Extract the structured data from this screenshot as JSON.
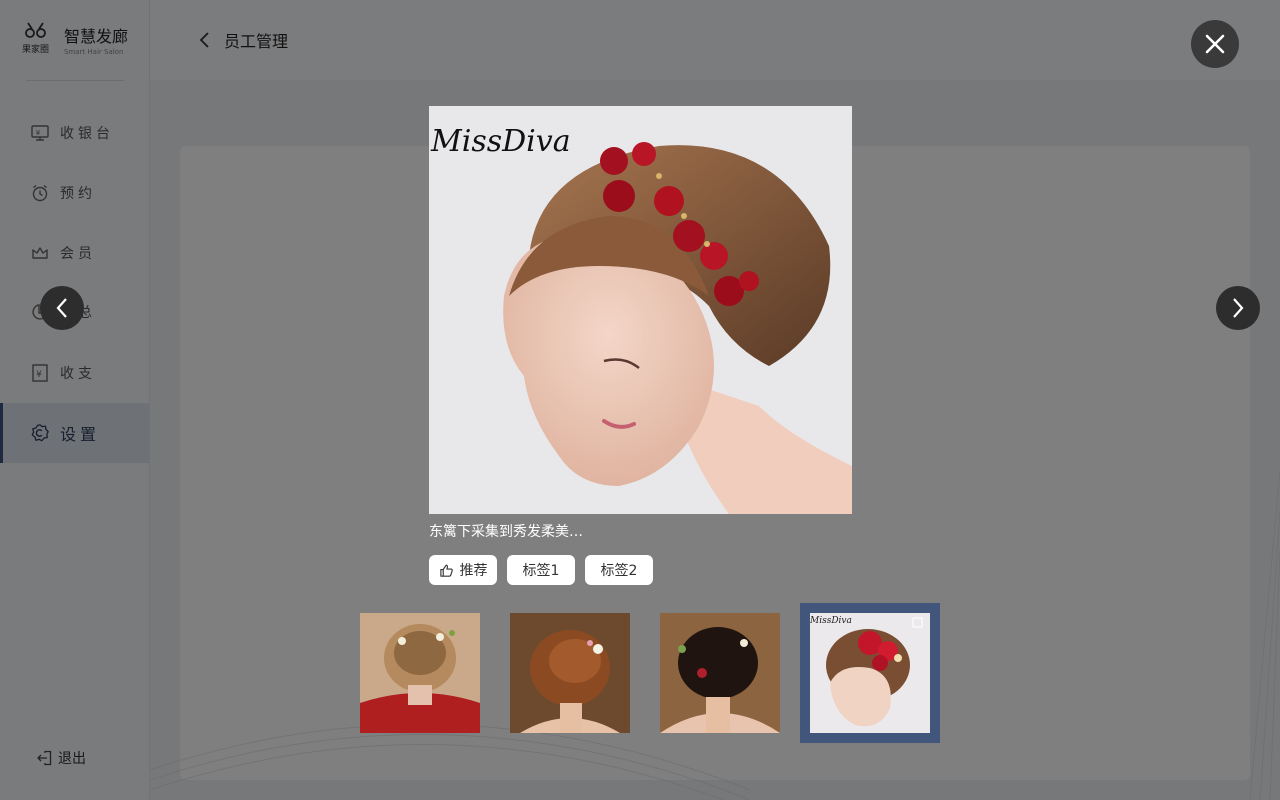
{
  "brand": {
    "logo_text": "果家圈",
    "name": "智慧发廊",
    "subtitle": "Smart Hair Salon"
  },
  "sidebar": {
    "items": [
      {
        "label": "收银台",
        "icon": "cashier-icon"
      },
      {
        "label": "预约",
        "icon": "alarm-clock-icon"
      },
      {
        "label": "会员",
        "icon": "crown-icon"
      },
      {
        "label": "汇总",
        "icon": "pie-chart-icon"
      },
      {
        "label": "收支",
        "icon": "ledger-icon"
      },
      {
        "label": "设置",
        "icon": "gear-icon",
        "active": true
      }
    ],
    "logout_label": "退出"
  },
  "header": {
    "back_label": "员工管理"
  },
  "viewer": {
    "watermark": "MissDiva",
    "caption": "东篱下采集到秀发柔美…",
    "like_label": "推荐",
    "tags": [
      "标签1",
      "标签2"
    ],
    "thumbnails": [
      {
        "name": "hair-thumb-1",
        "active": false
      },
      {
        "name": "hair-thumb-2",
        "active": false
      },
      {
        "name": "hair-thumb-3",
        "active": false
      },
      {
        "name": "hair-thumb-4",
        "active": true,
        "watermark": "MissDiva"
      }
    ]
  },
  "colors": {
    "accent": "#41567a",
    "overlay": "rgba(0,0,0,0.5)",
    "flower_red": "#a3101f"
  }
}
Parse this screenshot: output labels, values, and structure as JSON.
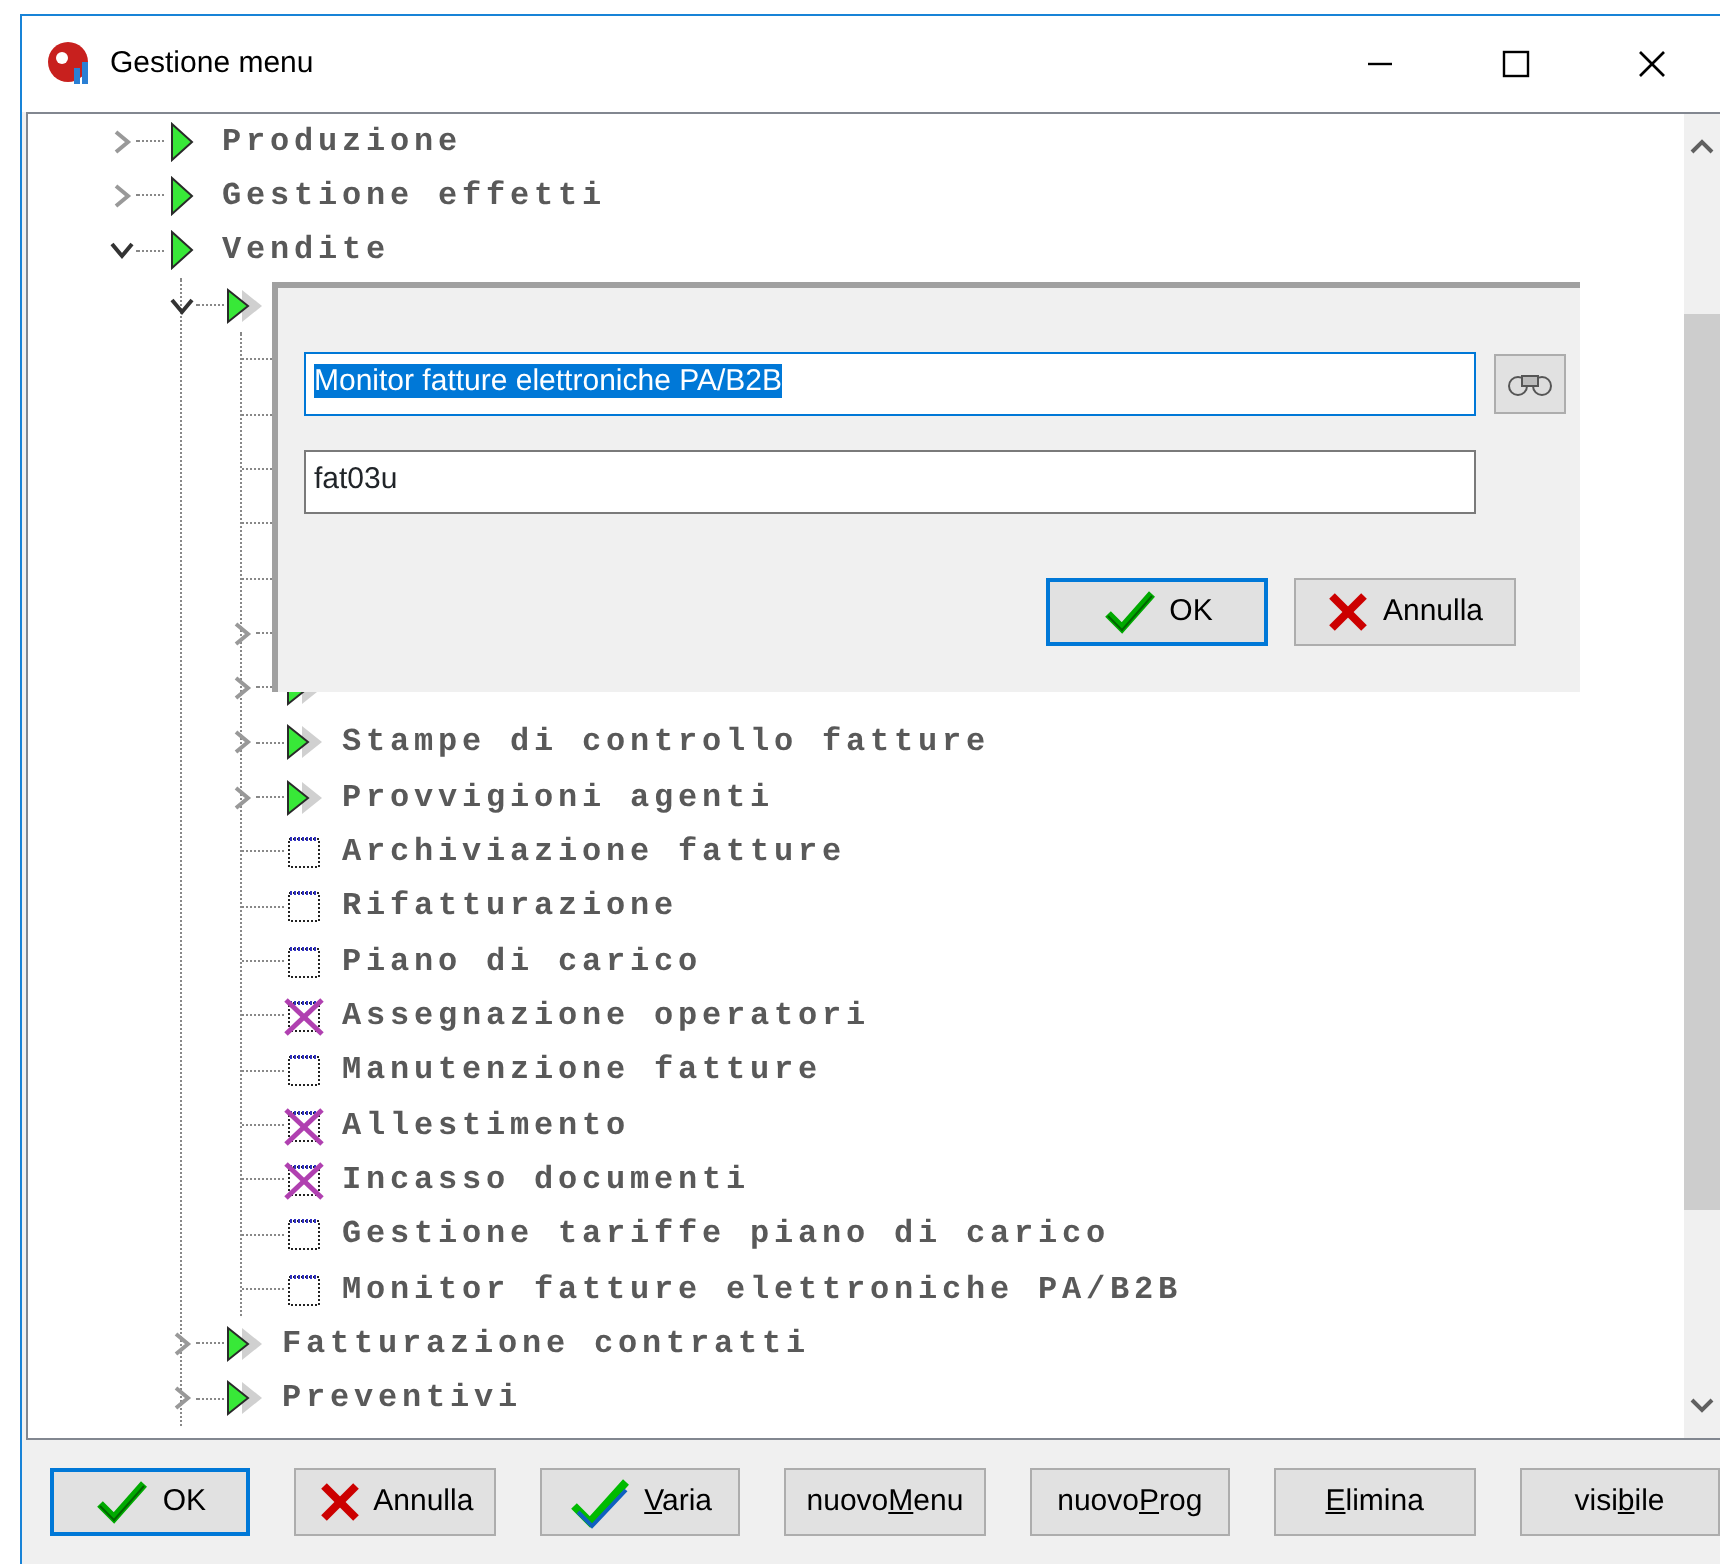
{
  "window": {
    "title": "Gestione menu"
  },
  "tree": [
    {
      "label": "Produzione",
      "kind": "menu",
      "expanded": false
    },
    {
      "label": "Gestione effetti",
      "kind": "menu",
      "expanded": false
    },
    {
      "label": "Vendite",
      "kind": "menu",
      "expanded": true,
      "children": [
        {
          "kind": "submenu",
          "expanded": true,
          "children": [
            {
              "kind": "covered"
            },
            {
              "kind": "covered"
            },
            {
              "kind": "covered"
            },
            {
              "kind": "covered"
            },
            {
              "kind": "covered"
            },
            {
              "kind": "covered-submenu",
              "expanded": false
            },
            {
              "kind": "submenu",
              "expanded": false
            },
            {
              "label": "Stampe di controllo fatture",
              "kind": "submenu",
              "expanded": false
            },
            {
              "label": "Provvigioni agenti",
              "kind": "submenu",
              "expanded": false
            },
            {
              "label": "Archiviazione fatture",
              "kind": "program",
              "excluded": false
            },
            {
              "label": "Rifatturazione",
              "kind": "program",
              "excluded": false
            },
            {
              "label": "Piano di carico",
              "kind": "program",
              "excluded": false
            },
            {
              "label": "Assegnazione operatori",
              "kind": "program",
              "excluded": true
            },
            {
              "label": "Manutenzione fatture",
              "kind": "program",
              "excluded": false
            },
            {
              "label": "Allestimento",
              "kind": "program",
              "excluded": true
            },
            {
              "label": "Incasso documenti",
              "kind": "program",
              "excluded": true
            },
            {
              "label": "Gestione tariffe piano di carico",
              "kind": "program",
              "excluded": false
            },
            {
              "label": "Monitor fatture elettroniche PA/B2B",
              "kind": "program",
              "excluded": false
            }
          ]
        },
        {
          "label": "Fatturazione contratti",
          "kind": "submenu",
          "expanded": false
        },
        {
          "label": "Preventivi",
          "kind": "submenu",
          "expanded": false
        }
      ]
    }
  ],
  "edit_dialog": {
    "name_field": {
      "value": "Monitor fatture elettroniche PA/B2B",
      "selected": true
    },
    "program_field": {
      "value": "fat03u",
      "selected": false
    },
    "buttons": [
      {
        "label": "OK",
        "kind": "confirm",
        "default": true
      },
      {
        "label": "Annulla",
        "kind": "cancel",
        "default": false
      }
    ]
  },
  "buttons": [
    {
      "label": "OK",
      "kind": "confirm",
      "default": true
    },
    {
      "label": "Annulla",
      "kind": "cancel",
      "default": false
    },
    {
      "key": "V",
      "after": "aria",
      "kind": "modify",
      "default": false
    },
    {
      "before": "nuovo",
      "key": "M",
      "after": "enu",
      "kind": "plain",
      "default": false
    },
    {
      "before": "nuovo",
      "key": "P",
      "after": "rog",
      "kind": "plain",
      "default": false
    },
    {
      "key": "E",
      "after": "limina",
      "kind": "plain",
      "default": false
    },
    {
      "before": "visi",
      "key": "b",
      "after": "ile",
      "kind": "plain",
      "default": false
    }
  ]
}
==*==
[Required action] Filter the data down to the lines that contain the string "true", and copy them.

[Response for this exercise]
        "active": true
        "active": true,
      "expanded": true,
          "expanded": true,
              "excluded": true
              "excluded": true
              "excluded": true
      "selected": true
        "default": true
      "default": true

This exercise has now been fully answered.